At the moment, the proposal is (this isn't meant to be a 'scoop' and it could change!) to release the album (title and tracklisting almost decided upon) ourselves in spring of next year. In the lead up to this, we will be enlisting the services of a booker to ensure that we are doing what we do best, gigging, in/at the right places and times whilst also paying for pluggers and PR companies to get some "buzz" around the band. We'll be paying for all of this through a variety of methods, one of which will be pre-sales to our lovely fans. There should be more details on all of this as we get/decide them. All of it has to be timed properly as there are required lead-up times and so on so people can do their jobs. After a year with it under our hats, we're not going to rush things now.

So, there's no big cheque from mr. industry man.
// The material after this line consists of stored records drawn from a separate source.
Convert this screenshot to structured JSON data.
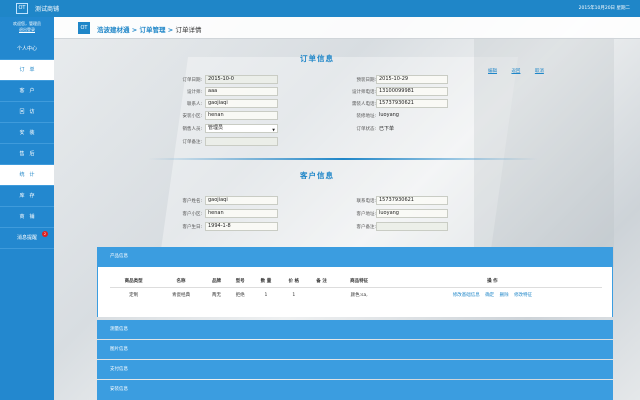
{
  "topbar": {
    "logo": "OT",
    "title": "测试商铺",
    "date": "2015年10月20日 星期二"
  },
  "sidebar": {
    "welcome": "欢迎您，管理员",
    "logout": "退出登录",
    "items": [
      {
        "label": "个人中心"
      },
      {
        "label": "订　单"
      },
      {
        "label": "客　户"
      },
      {
        "label": "回　访"
      },
      {
        "label": "安　装"
      },
      {
        "label": "售　后"
      },
      {
        "label": "统　计"
      },
      {
        "label": "库　存"
      },
      {
        "label": "商　铺"
      },
      {
        "label": "消息提醒",
        "badge": "2"
      }
    ]
  },
  "breadcrumb": {
    "icon": "OT",
    "path": "浩波建材通 > 订单管理 > ",
    "current": "订单详情"
  },
  "order": {
    "title": "订单信息",
    "actions": {
      "edit": "编辑",
      "back": "返回",
      "cancel": "取消"
    },
    "fields": {
      "order_date": {
        "label": "订单日期:",
        "value": "2015-10-0"
      },
      "deliver_date": {
        "label": "预装日期:",
        "value": "2015-10-29"
      },
      "designer": {
        "label": "设计师:",
        "value": "aaa"
      },
      "designer_phone": {
        "label": "设计师电话:",
        "value": "13100099981"
      },
      "contact": {
        "label": "联系人:",
        "value": "gaojiaqi"
      },
      "install_phone": {
        "label": "需装人电话:",
        "value": "15737930621"
      },
      "install_addr": {
        "label": "安装小区:",
        "value": "henan"
      },
      "detail_addr": {
        "label": "装修地址:",
        "value": "luoyang"
      },
      "sales": {
        "label": "销售人员:",
        "value": "管理员"
      },
      "status": {
        "label": "订单状态:",
        "value": "已下单"
      },
      "remark": {
        "label": "订单备注:",
        "value": ""
      }
    }
  },
  "customer": {
    "title": "客户信息",
    "fields": {
      "name": {
        "label": "客户姓名:",
        "value": "gaojiaqi"
      },
      "phone": {
        "label": "联系电话:",
        "value": "15737930621"
      },
      "community": {
        "label": "客户小区:",
        "value": "henan"
      },
      "address": {
        "label": "客户地址:",
        "value": "luoyang"
      },
      "birthday": {
        "label": "客户生日:",
        "value": "1994-1-8"
      },
      "remark": {
        "label": "客户备注:",
        "value": ""
      }
    }
  },
  "products": {
    "title": "产品信息",
    "headers": [
      "商品类型",
      "名称",
      "品牌",
      "型号",
      "数 量",
      "价 格",
      "备 注",
      "商品特征",
      "操 作"
    ],
    "row": {
      "type": "定制",
      "name": "青瓷经典",
      "brand": "两无",
      "model": "拒绝",
      "qty": "1",
      "price": "1",
      "note": "",
      "feature": "颜色:sa,",
      "ops": [
        "修改基础信息",
        "确定",
        "删除",
        "修改特征"
      ]
    }
  },
  "panels": {
    "measure": "测量信息",
    "images": "图片信息",
    "payment": "支付信息",
    "install": "安装信息"
  }
}
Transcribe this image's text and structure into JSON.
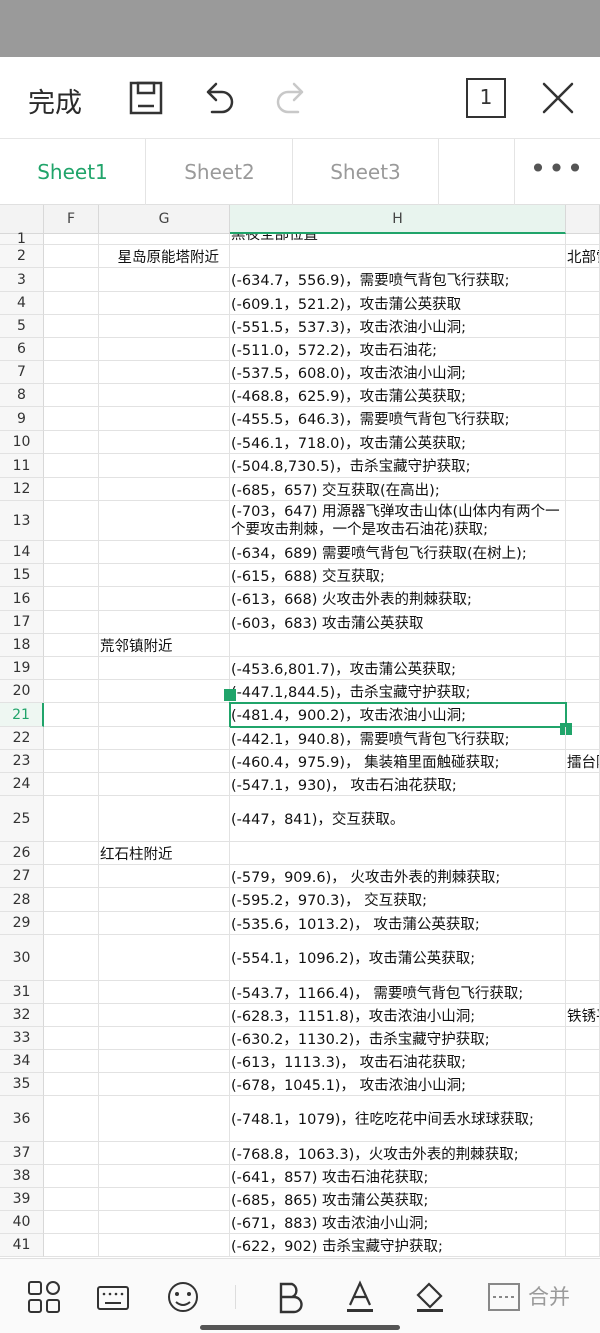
{
  "toolbar": {
    "done_label": "完成",
    "page_count": "1",
    "icons": [
      "save-icon",
      "undo-icon",
      "redo-icon",
      "page-count-icon",
      "close-icon"
    ]
  },
  "sheets": {
    "tabs": [
      "Sheet1",
      "Sheet2",
      "Sheet3"
    ],
    "active": "Sheet1",
    "more": "•••"
  },
  "columns": [
    "F",
    "G",
    "H"
  ],
  "selected_column": "H",
  "selected_row": "21",
  "accent": "#20a46a",
  "rows": [
    {
      "n": "1",
      "g": "",
      "h": "黑夜全部位置",
      "i": ""
    },
    {
      "n": "2",
      "g": "星岛原能塔附近",
      "h": "",
      "i": "北部雪"
    },
    {
      "n": "3",
      "g": "",
      "h": "(-634.7，556.9)，需要喷气背包飞行获取;",
      "i": ""
    },
    {
      "n": "4",
      "g": "",
      "h": "(-609.1，521.2)，攻击蒲公英获取",
      "i": ""
    },
    {
      "n": "5",
      "g": "",
      "h": "(-551.5，537.3)，攻击浓油小山洞;",
      "i": ""
    },
    {
      "n": "6",
      "g": "",
      "h": "(-511.0，572.2)，攻击石油花;",
      "i": ""
    },
    {
      "n": "7",
      "g": "",
      "h": "(-537.5，608.0)，攻击浓油小山洞;",
      "i": ""
    },
    {
      "n": "8",
      "g": "",
      "h": "(-468.8，625.9)，攻击蒲公英获取;",
      "i": ""
    },
    {
      "n": "9",
      "g": "",
      "h": "(-455.5，646.3)，需要喷气背包飞行获取;",
      "i": ""
    },
    {
      "n": "10",
      "g": "",
      "h": "(-546.1，718.0)，攻击蒲公英获取;",
      "i": ""
    },
    {
      "n": "11",
      "g": "",
      "h": "(-504.8,730.5)，击杀宝藏守护获取;",
      "i": ""
    },
    {
      "n": "12",
      "g": "",
      "h": "(-685，657) 交互获取(在高出);",
      "i": ""
    },
    {
      "n": "13",
      "g": "",
      "h": "(-703，647) 用源器飞弹攻击山体(山体内有两个一个要攻击荆棘，一个是攻击石油花)获取;",
      "i": ""
    },
    {
      "n": "14",
      "g": "",
      "h": "(-634，689) 需要喷气背包飞行获取(在树上);",
      "i": ""
    },
    {
      "n": "15",
      "g": "",
      "h": "(-615，688) 交互获取;",
      "i": ""
    },
    {
      "n": "16",
      "g": "",
      "h": "(-613，668) 火攻击外表的荆棘获取;",
      "i": ""
    },
    {
      "n": "17",
      "g": "",
      "h": "(-603，683) 攻击蒲公英获取",
      "i": ""
    },
    {
      "n": "18",
      "g": "荒邻镇附近",
      "h": "",
      "i": ""
    },
    {
      "n": "19",
      "g": "",
      "h": "(-453.6,801.7)，攻击蒲公英获取;",
      "i": ""
    },
    {
      "n": "20",
      "g": "",
      "h": "(-447.1,844.5)，击杀宝藏守护获取;",
      "i": ""
    },
    {
      "n": "21",
      "g": "",
      "h": "(-481.4，900.2)，攻击浓油小山洞;",
      "i": ""
    },
    {
      "n": "22",
      "g": "",
      "h": "(-442.1，940.8)，需要喷气背包飞行获取;",
      "i": ""
    },
    {
      "n": "23",
      "g": "",
      "h": "(-460.4，975.9)，  集装箱里面触碰获取;",
      "i": "擂台附"
    },
    {
      "n": "24",
      "g": "",
      "h": "(-547.1，930)，  攻击石油花获取;",
      "i": ""
    },
    {
      "n": "25",
      "g": "",
      "h": "(-447，841)，交互获取。",
      "i": ""
    },
    {
      "n": "26",
      "g": "红石柱附近",
      "h": "",
      "i": ""
    },
    {
      "n": "27",
      "g": "",
      "h": "(-579，909.6)，  火攻击外表的荆棘获取;",
      "i": ""
    },
    {
      "n": "28",
      "g": "",
      "h": "(-595.2，970.3)，  交互获取;",
      "i": ""
    },
    {
      "n": "29",
      "g": "",
      "h": "(-535.6，1013.2)，  攻击蒲公英获取;",
      "i": ""
    },
    {
      "n": "30",
      "g": "",
      "h": "(-554.1，1096.2)，攻击蒲公英获取;",
      "i": ""
    },
    {
      "n": "31",
      "g": "",
      "h": "(-543.7，1166.4)，  需要喷气背包飞行获取;",
      "i": ""
    },
    {
      "n": "32",
      "g": "",
      "h": "(-628.3，1151.8)，攻击浓油小山洞;",
      "i": "铁锈平"
    },
    {
      "n": "33",
      "g": "",
      "h": "(-630.2，1130.2)，击杀宝藏守护获取;",
      "i": ""
    },
    {
      "n": "34",
      "g": "",
      "h": "(-613，1113.3)，  攻击石油花获取;",
      "i": ""
    },
    {
      "n": "35",
      "g": "",
      "h": "(-678，1045.1)，  攻击浓油小山洞;",
      "i": ""
    },
    {
      "n": "36",
      "g": "",
      "h": "(-748.1，1079)，往吃吃花中间丢水球球获取;",
      "i": ""
    },
    {
      "n": "37",
      "g": "",
      "h": "(-768.8，1063.3)，火攻击外表的荆棘获取;",
      "i": ""
    },
    {
      "n": "38",
      "g": "",
      "h": "(-641，857) 攻击石油花获取;",
      "i": ""
    },
    {
      "n": "39",
      "g": "",
      "h": "(-685，865) 攻击蒲公英获取;",
      "i": ""
    },
    {
      "n": "40",
      "g": "",
      "h": "(-671，883) 攻击浓油小山洞;",
      "i": ""
    },
    {
      "n": "41",
      "g": "",
      "h": "(-622，902) 击杀宝藏守护获取;",
      "i": ""
    }
  ],
  "bottombar": {
    "merge_label": "合并",
    "icons": [
      "apps-icon",
      "keyboard-icon",
      "emoji-icon",
      "bold-icon",
      "font-color-icon",
      "fill-color-icon",
      "merge-cells-icon"
    ]
  }
}
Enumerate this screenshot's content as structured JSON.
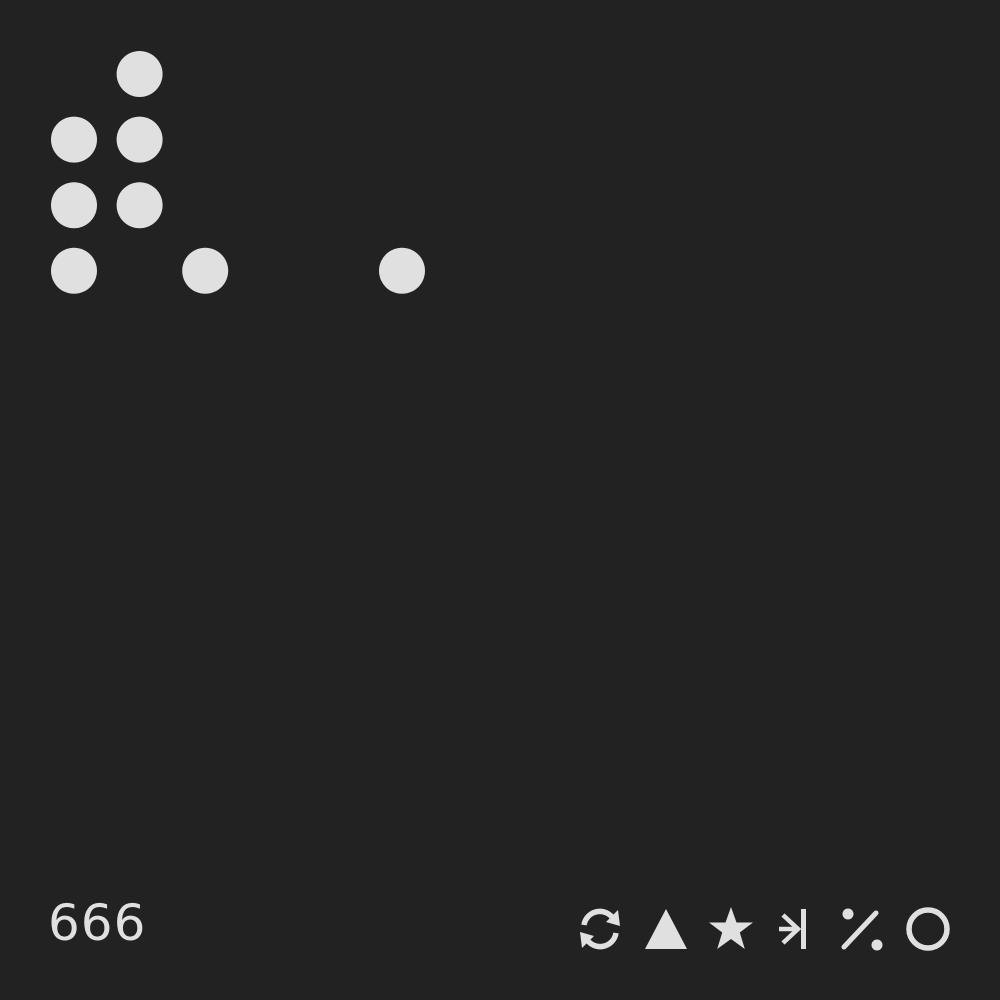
{
  "number": "666",
  "colors": {
    "background": "#222222",
    "foreground": "#e0e0e0"
  },
  "dot_pattern": {
    "columns": 6,
    "rows": 4,
    "filled": [
      [
        false,
        true,
        false,
        false,
        false,
        false
      ],
      [
        true,
        true,
        false,
        false,
        false,
        false
      ],
      [
        true,
        true,
        false,
        false,
        false,
        false
      ],
      [
        true,
        false,
        true,
        false,
        false,
        true
      ]
    ]
  },
  "icons": [
    "refresh-icon",
    "triangle-icon",
    "star-icon",
    "merge-arrows-icon",
    "percent-icon",
    "circle-icon"
  ]
}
There's no plans for a nationwide billboard campaign or celebrity endorsements (though we were told that Lenny Henry is a fan of the band after hearing our music in Mr. B's bookshop in Bath!) It's going to be us 5, with some help from some small, dynamic, companies who specialise in offering particular 'label services'. But we'll be doing it on our own terms, in the way that we've always done things. To be honest, that suits us just fine.

On Thursday, we're playing our final gig of the year at the Star of Kings for the London Folk Guild Christmas Party. LFG involves some of our favourite promoters, Continental Drifts and The Magpie's Nest. It should be a really good night, with lots of great music and dancing. Would be lovely to have some friendly faces to see the year out with. Hopefully see you there. x

Saturday, 3 December 2011

Just a quick one...

We're away this weekend doing a couple of gigs in the south west. Today, 3 of us played a little acoustic gig in Warminster at a cracking little record shop called Raves to the Grave. They have a bigger store in Frome too (where a cool band called Ahab played last week - Urusen recommended!). We have never actually done an in-store before but really enjoyed it. There should be some videos and pics of it on the way so we'll post them when they arrive. We were invited by Reuben who works there, who's band Port Erin are playing in Bath tonight at the latest Bath Burp launch party. Ben and his mum are contributors to this wonderful independent monthly arts magazine. Reuben will be doing an interview for the blog in the coming weeks about the store, as well as maybe a bit about his band, who recently were recording in the Wood Room at real World, where we were this time last year! Also in attendance today was Rick Wakeman's granddaughter!

'Raves' does LOTS of vinyl, it's a lovely site to see. I spoke to Reuben about this, and we were discussing an article in this month's Mojo magazine about the resurgence in vinyl sales - encouraging to hear when you've just released your 1st 7 inch! The article is a very interesting read, as are the two below which I spotted recently. I will probably make a habit of posting stuff like this (in a tumblr style) - probably with the odd bit of comment thrown in for free!

From pitchfork: I really hate examples of people just taking money out of the industry with no benefit for musicians or people who listen to it. Always nice to see when, even in small ways, some of this is taken back. It reminds me a bit of the action to try and get back the illegal bank charges for overdraft fees from a couple of years ago. Maybe it would be an idea to legislate to say organisations such as ticketmaster are not allowed to profit from these aspects of their services - rather than simply forcing them to disclose that they are doing this? Just a thought.

Via the guardian: Interesting more general article about the internet age and the 'digitalisation of life', with particular references to the music industry. An area I intend to come back to in the blog is what Simon Jenkins refers to as the "potency of experience", ie what the internet and free downloads can never replicate, the feeling of seeing a band live.

Anyway, bed for me now. For the record Port Erin were great, a bit like a psychadelic Radiohead with Jack Bevan from Foals on drums. We're off to Bristol tomorrow for our debut at Communion in Bristol. The original Communion night was setup in London by Mumford and Sons, so I think we're in good company.